Boris Johnson will on Wednesday announce the biggest overhaul of British takeover law for two decades to prevent overseas companies buying up sensitive UK assets, as concern grows inside Downing Street about China’s influence.
The tough measures will require prospective foreign buyers of UK companies, shareholdings or intellectual property in 17 sensitive industries to alert a new government unit about proposed transactions.
Directors of overseas companies that fail to do so could face personal fines of up to £10m, or their businesses could pay penalties worth up to 5 per cent of annual turnover.
British officials expect about 1,000 transactions to be notified under the new takeover regime, although only a small percentage are likely to be blocked by the government or face “remedies”.
That would be a sharp increase in scrutiny of transactions given that there have been only 12 public interest interventions by the government on national security grounds since 2002.
“Hostile actors should be in no doubt there is no back door into the UK,” said Alok Sharma, business secretary. “We will continue to welcome job-creating investment . . . while shutting out those who could threaten the safety of the British people.”
Publication of the government’s National Security and Investment Bill on Wednesday follows growing concerns within the UK security agencies about how to protect critical infrastructure from potentially risky Chinese investments.
The prime minister in July reversed previous plans to allow Chinese telecoms equipment maker Huawei to supply kit for Britain’s 5G mobile phone networks following lobbying by the Trump administration in the US.
The UK government in April intervened to block an investor which was linked to the Chinese state from taking control of the board of British chip designer Imagination Technologies.
At present, under the 2002 Enterprise Act, UK authorities can intervene in deals on competition grounds or if a transaction has implications for national security, media plurality or financial stability.
But this usually only applies if the target asset has an annual turnover of more than £70m or where the merged business would have a market share of more than 25 per cent.
Now the rules will be rewritten so any transaction in 17 industries will have to be automatically declared to a new investment security unit inside the business department.
That will apply not only to company takeovers but also to purchases of large shareholdings and intellectual property in the sectors — including defence, transport, energy, artificial intelligence, computing hardware, communications, civil nuclear and space technologies.
The proposals were first drawn up three years ago under former prime minister Theresa May but have been repeatedly delayed.
The UK’s decision to tighten the rules is in line with actions by other western Five Eyes partner nations including the US and Australia.
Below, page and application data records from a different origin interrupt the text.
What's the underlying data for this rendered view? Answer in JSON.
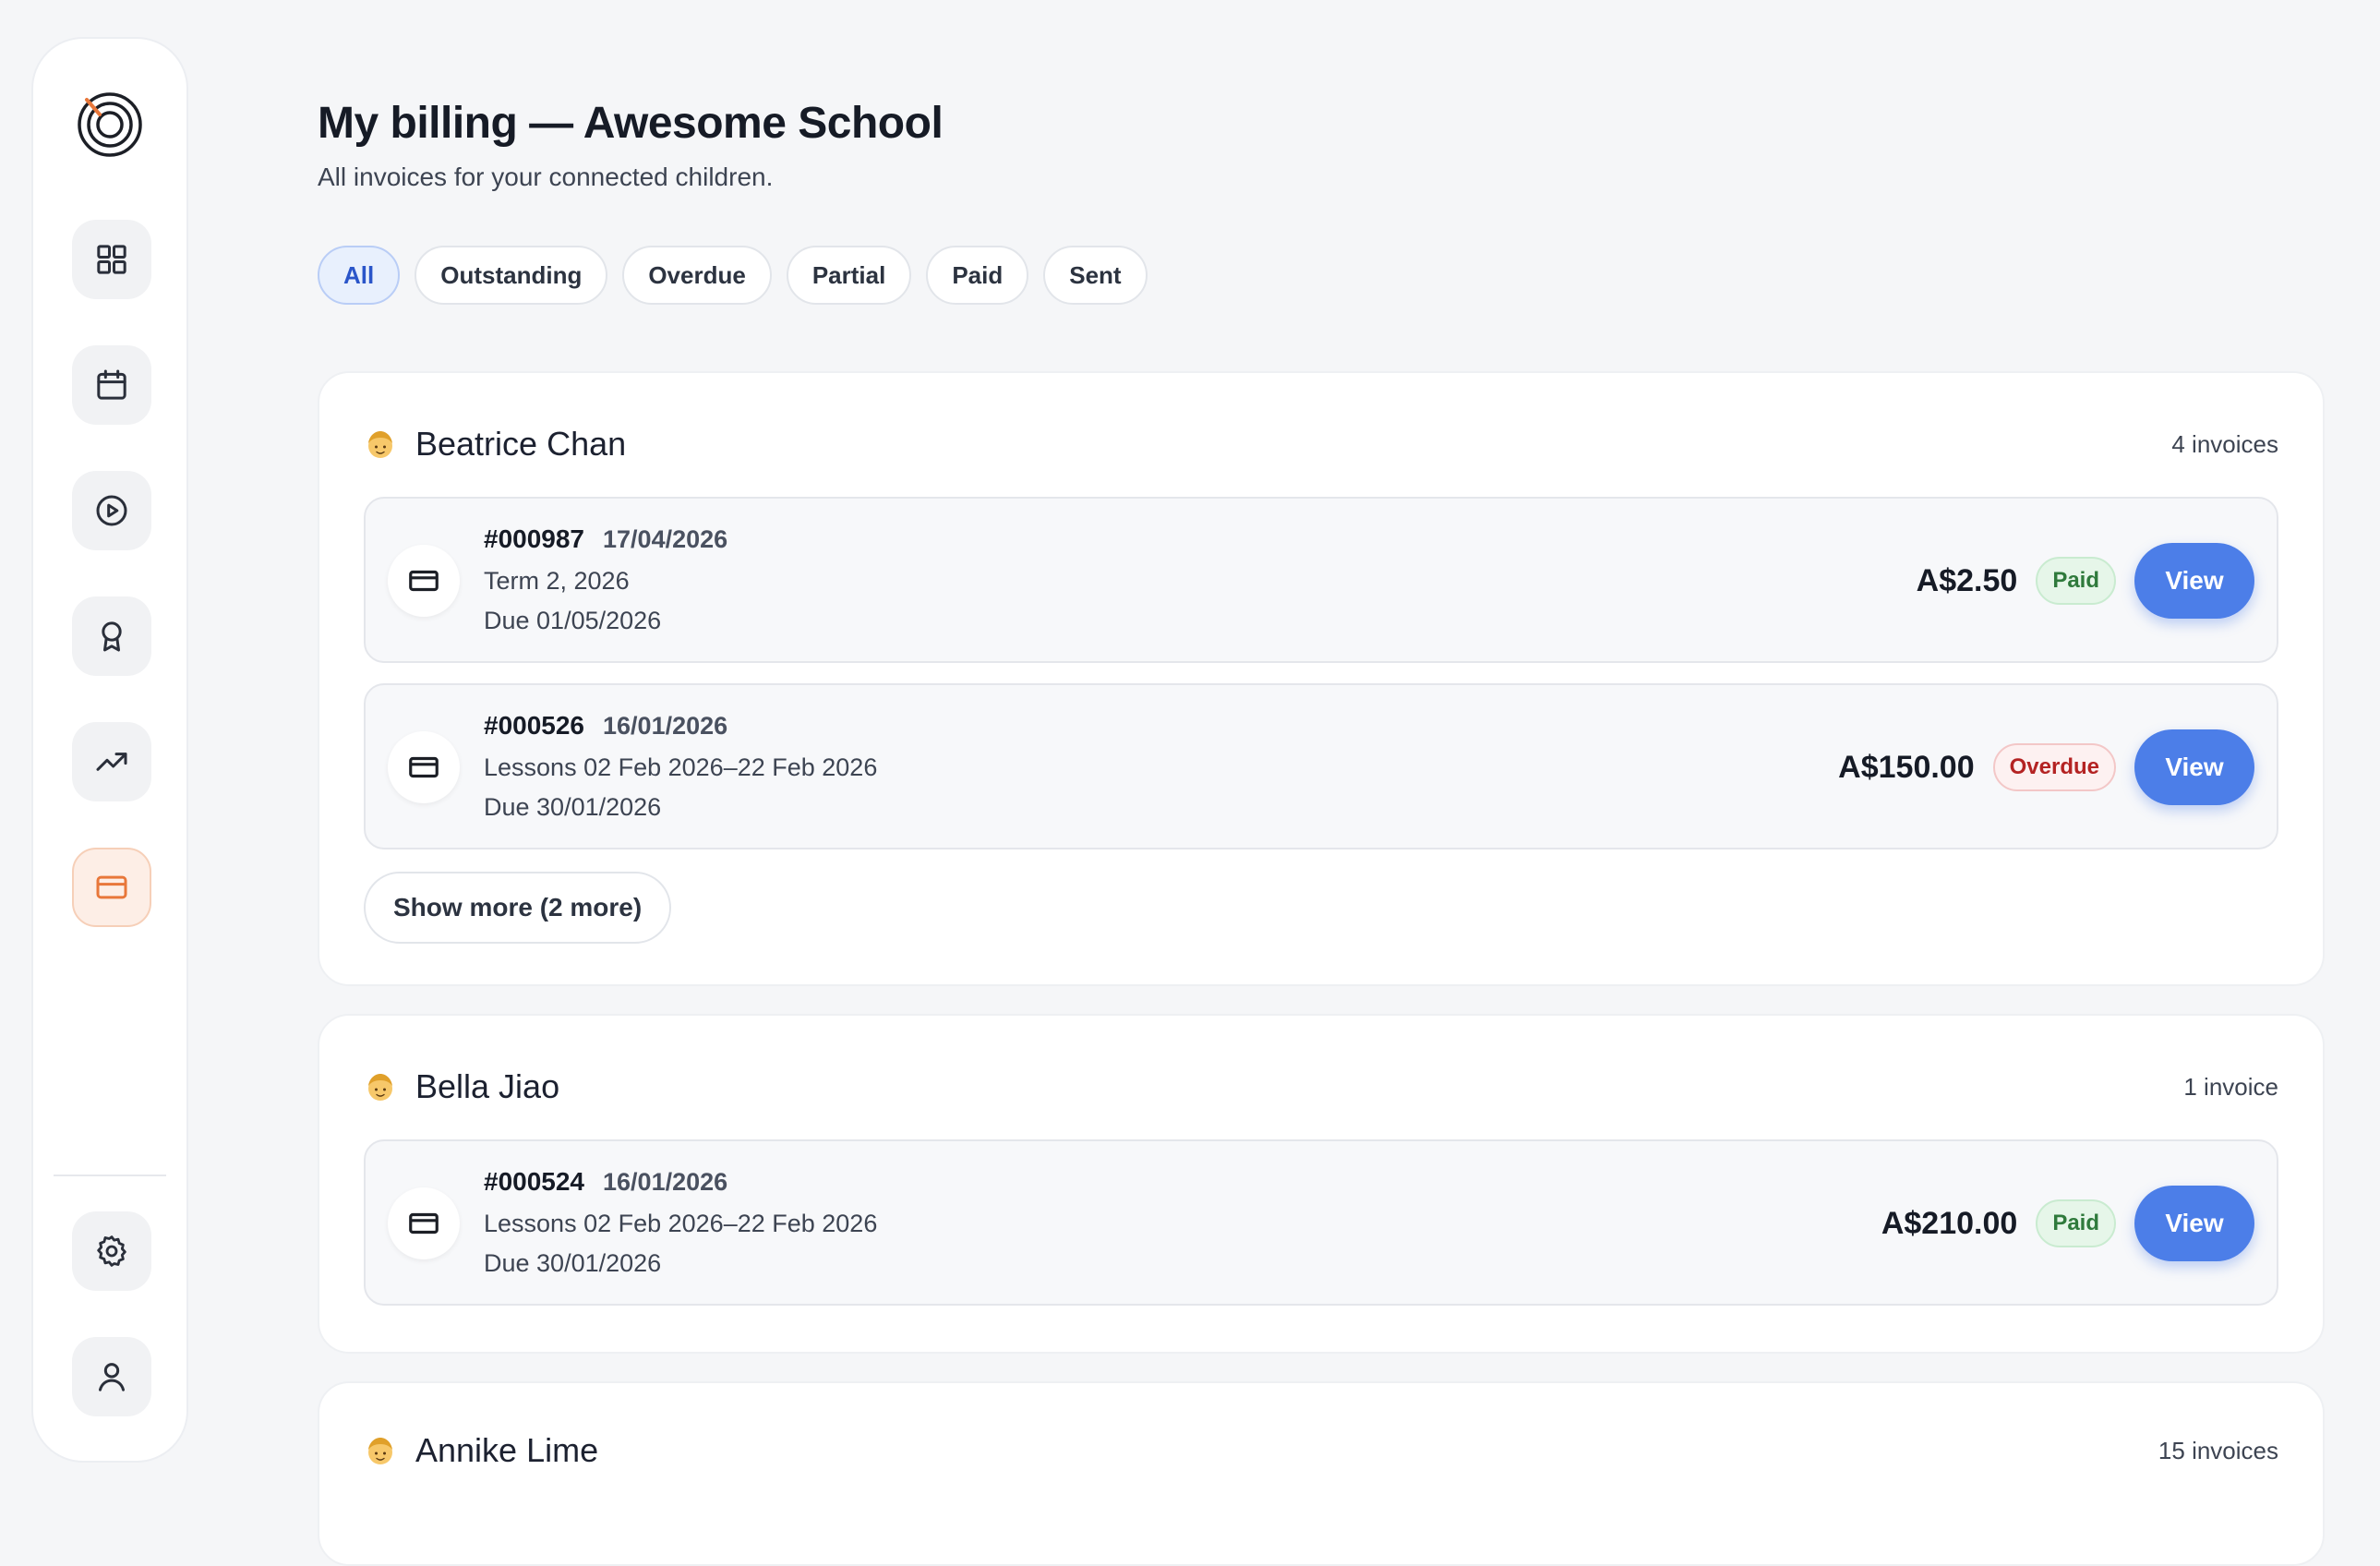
{
  "page": {
    "title": "My billing — Awesome School",
    "subtitle": "All invoices for your connected children."
  },
  "sidebar": {
    "items": [
      {
        "name": "dashboard",
        "icon": "grid-icon",
        "active": false
      },
      {
        "name": "calendar",
        "icon": "calendar-icon",
        "active": false
      },
      {
        "name": "lessons",
        "icon": "play-circle-icon",
        "active": false
      },
      {
        "name": "achievements",
        "icon": "award-icon",
        "active": false
      },
      {
        "name": "progress",
        "icon": "trending-up-icon",
        "active": false
      },
      {
        "name": "billing",
        "icon": "credit-card-icon",
        "active": true
      }
    ],
    "bottom": [
      {
        "name": "settings",
        "icon": "gear-icon"
      },
      {
        "name": "profile",
        "icon": "user-icon"
      }
    ],
    "accent": "#e8773a"
  },
  "filters": [
    {
      "label": "All",
      "active": true
    },
    {
      "label": "Outstanding",
      "active": false
    },
    {
      "label": "Overdue",
      "active": false
    },
    {
      "label": "Partial",
      "active": false
    },
    {
      "label": "Paid",
      "active": false
    },
    {
      "label": "Sent",
      "active": false
    }
  ],
  "children": [
    {
      "name": "Beatrice Chan",
      "count": "4 invoices",
      "invoices": [
        {
          "number": "#000987",
          "date": "17/04/2026",
          "description": "Term 2, 2026",
          "due": "Due 01/05/2026",
          "amount": "A$2.50",
          "status": "Paid",
          "action": "View"
        },
        {
          "number": "#000526",
          "date": "16/01/2026",
          "description": "Lessons 02 Feb 2026–22 Feb 2026",
          "due": "Due 30/01/2026",
          "amount": "A$150.00",
          "status": "Overdue",
          "action": "View"
        }
      ],
      "show_more": "Show more (2 more)"
    },
    {
      "name": "Bella Jiao",
      "count": "1 invoice",
      "invoices": [
        {
          "number": "#000524",
          "date": "16/01/2026",
          "description": "Lessons 02 Feb 2026–22 Feb 2026",
          "due": "Due 30/01/2026",
          "amount": "A$210.00",
          "status": "Paid",
          "action": "View"
        }
      ]
    },
    {
      "name": "Annike Lime",
      "count": "15 invoices",
      "invoices": []
    }
  ],
  "colors": {
    "primary_button": "#4c7ee8",
    "paid": "#2f7a3c",
    "overdue": "#b42323"
  }
}
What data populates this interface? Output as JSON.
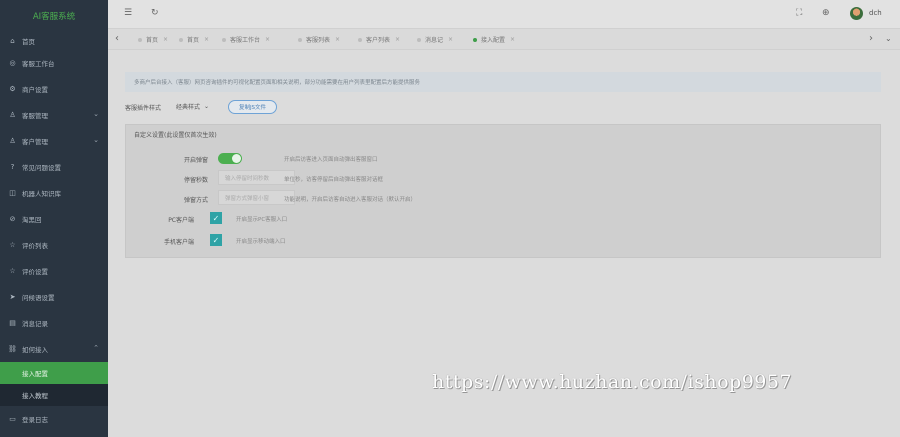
{
  "app": {
    "title": "AI客服系统"
  },
  "sidebar": {
    "items": [
      {
        "label": "首页",
        "icon": "home-icon",
        "glyph": "⌂",
        "chevron": ""
      },
      {
        "label": "客服工作台",
        "icon": "monitor-icon",
        "glyph": "◎",
        "chevron": ""
      },
      {
        "label": "商户设置",
        "icon": "store-icon",
        "glyph": "⚙",
        "chevron": ""
      },
      {
        "label": "客服管理",
        "icon": "user-icon",
        "glyph": "♙",
        "chevron": "⌄"
      },
      {
        "label": "客户管理",
        "icon": "customers-icon",
        "glyph": "♙",
        "chevron": "⌄"
      },
      {
        "label": "常见问题设置",
        "icon": "question-icon",
        "glyph": "?",
        "chevron": ""
      },
      {
        "label": "机器人知识库",
        "icon": "robot-icon",
        "glyph": "◫",
        "chevron": ""
      },
      {
        "label": "淘黑回",
        "icon": "blacklist-icon",
        "glyph": "⊘",
        "chevron": ""
      },
      {
        "label": "评价列表",
        "icon": "comment-icon",
        "glyph": "☆",
        "chevron": ""
      },
      {
        "label": "评价设置",
        "icon": "rating-icon",
        "glyph": "☆",
        "chevron": ""
      },
      {
        "label": "问候语设置",
        "icon": "send-icon",
        "glyph": "➤",
        "chevron": ""
      },
      {
        "label": "消息记录",
        "icon": "message-icon",
        "glyph": "▤",
        "chevron": ""
      },
      {
        "label": "如何接入",
        "icon": "link-icon",
        "glyph": "⛓",
        "chevron": "⌃"
      }
    ],
    "sub_items": [
      {
        "label": "接入配置",
        "active": true
      },
      {
        "label": "接入教程",
        "active": false
      }
    ],
    "last_item": {
      "label": "登录日志",
      "icon": "log-icon",
      "glyph": "▭"
    }
  },
  "header": {
    "menu_icon": "☰",
    "refresh_icon": "↻",
    "fullscreen_icon": "⛶",
    "settings_icon": "⊕",
    "user_name": "dch"
  },
  "tabs": {
    "left_arrow": "‹",
    "right_arrow": "›",
    "down_arrow": "⌄",
    "items": [
      {
        "label": "首页",
        "active": false
      },
      {
        "label": "首页",
        "active": false
      },
      {
        "label": "客服工作台",
        "active": false
      },
      {
        "label": "客服列表",
        "active": false
      },
      {
        "label": "客户列表",
        "active": false
      },
      {
        "label": "消息记",
        "active": false
      },
      {
        "label": "接入配置",
        "active": true
      }
    ]
  },
  "main": {
    "notice": "多商户后台接入（客服）网页咨询插件的可视化配置页面和相关说明，部分功能需要在用户列表里配置后方能提供服务",
    "theme_label": "客服插件样式",
    "theme_value": "经典样式",
    "preview_button": "复制JS文件",
    "panel_title": "自定义设置(此设置仅首次生效)",
    "fields": {
      "switch_label": "开启弹窗",
      "switch_help": "开启后访客进入页面自动弹出客服窗口",
      "delay_label": "停留秒数",
      "delay_placeholder": "输入停留时间秒数",
      "delay_help": "单位秒，访客停留后自动弹出客服对话框",
      "popup_label": "弹窗方式",
      "popup_placeholder": "弹窗方式弹窗小窗",
      "popup_help": "功能说明，开启后访客自动进入客服对话（默认开启）",
      "pc_label": "PC客户端",
      "pc_help": "开启显示PC客服入口",
      "mobile_label": "手机客户端",
      "mobile_help": "开启显示移动端入口"
    }
  },
  "watermark": "https://www.huzhan.com/ishop9957",
  "colors": {
    "sidebar_bg": "#2a3541",
    "accent": "#4caf50",
    "checkbox": "#2fa3a6"
  }
}
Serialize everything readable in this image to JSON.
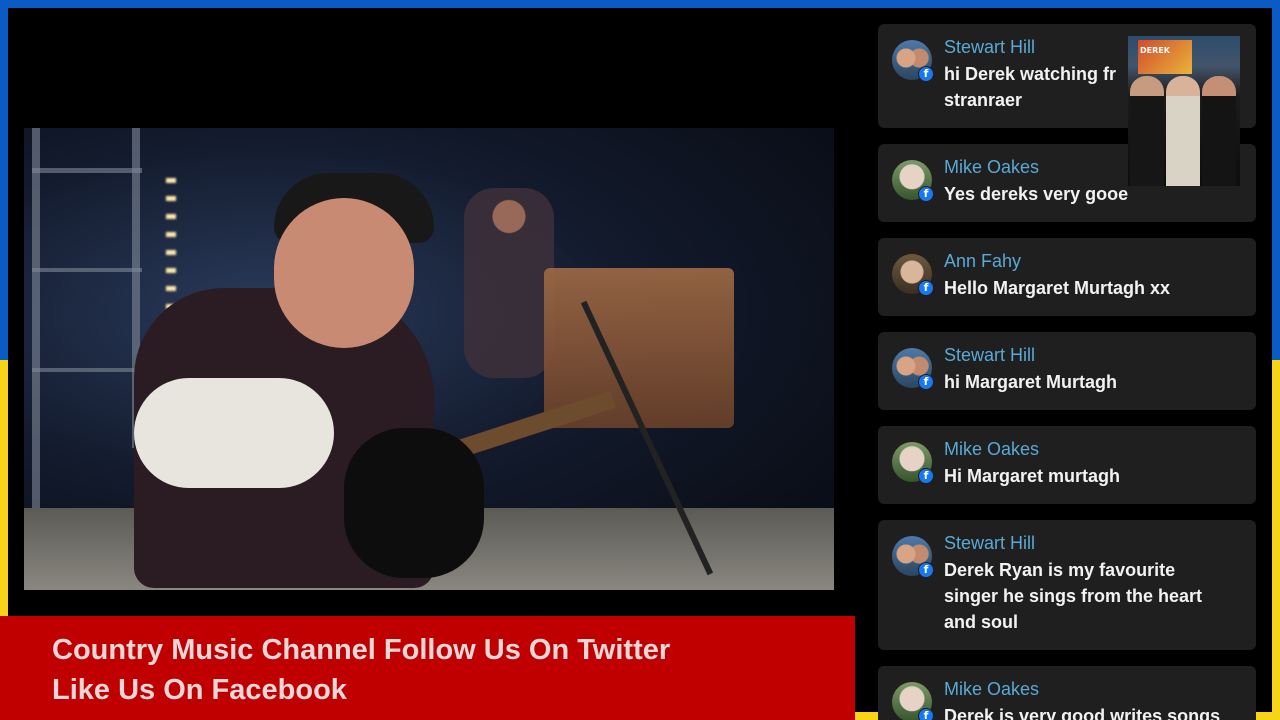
{
  "ticker": {
    "line1": "Country Music Channel Follow Us On Twitter",
    "line2": "Like Us On Facebook"
  },
  "chat": {
    "messages": [
      {
        "author": "Stewart Hill",
        "text": "hi Derek watching fr",
        "text2": "stranraer",
        "avatar": "stewart"
      },
      {
        "author": "Mike Oakes",
        "text": "Yes dereks very gooe",
        "avatar": "mike"
      },
      {
        "author": "Ann Fahy",
        "text": "Hello Margaret Murtagh xx",
        "avatar": "ann"
      },
      {
        "author": "Stewart Hill",
        "text": "hi Margaret Murtagh",
        "avatar": "stewart"
      },
      {
        "author": "Mike Oakes",
        "text": "Hi Margaret murtagh",
        "avatar": "mike"
      },
      {
        "author": "Stewart Hill",
        "text": "Derek Ryan is my favourite\nsinger he sings from the heart\nand soul",
        "avatar": "stewart"
      },
      {
        "author": "Mike Oakes",
        "text": "Derek is very good writes songs",
        "avatar": "mike"
      }
    ],
    "badge_icon": "facebook-icon",
    "badge_glyph": "f"
  },
  "poster": {
    "title": "DEREK"
  },
  "colors": {
    "frame_top": "#0a5bc4",
    "frame_bottom": "#f7d417",
    "ticker_bg": "#c00000",
    "author": "#5aa9d6"
  }
}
The powers will be active from when the bill is introduced on Wednesday — rather than when the law is passed by parliament — to prevent a rush of takeovers.
The government, admitting that its existing powers “do not reflect the threats we face today”, said the new approach was “proportionate”.
The new government screening process of overseas takeovers of UK assets should be carried out within 30 working days, allowing most deals to be cleared swiftly.
One City of London executive said he was reassured that the focus was on national security rather than an intrusive 1970s-style catch-all regime.
But Veronica Roberts, a partner at law firm Herbert Smith Freehills, said the new regime could be “unsettling” for foreign investors because the mandatory filings “could be enough to disadvantage some bidders in fast-paced auction processes”.
Ministers on Friday quietly published new guidance aimed at British technology companies working with China.
The advice warned that the government has “serious concerns” about the Chinese state’s use of technologies which might violate human rights, and urged companies to be aware of the ethical repercussions of any new partnerships they enter into.
The guidance highlighted China’s use of facial recognition and predictive algorithms as being particularly problematic, pointing out that these could be used for “mass surveillance, profiling and repression of ethnic minorities in Xinjiang and elsewhere”.
It also pointed out potential “reputational consequences” for UK digital companies involved in technology which may be diverted towards the Chinese military under Beijing’s programme of civil military fusion.
The Chinese embassy in London did not immediately respond to a request for comment.
Additional reporting by Matthew Vincent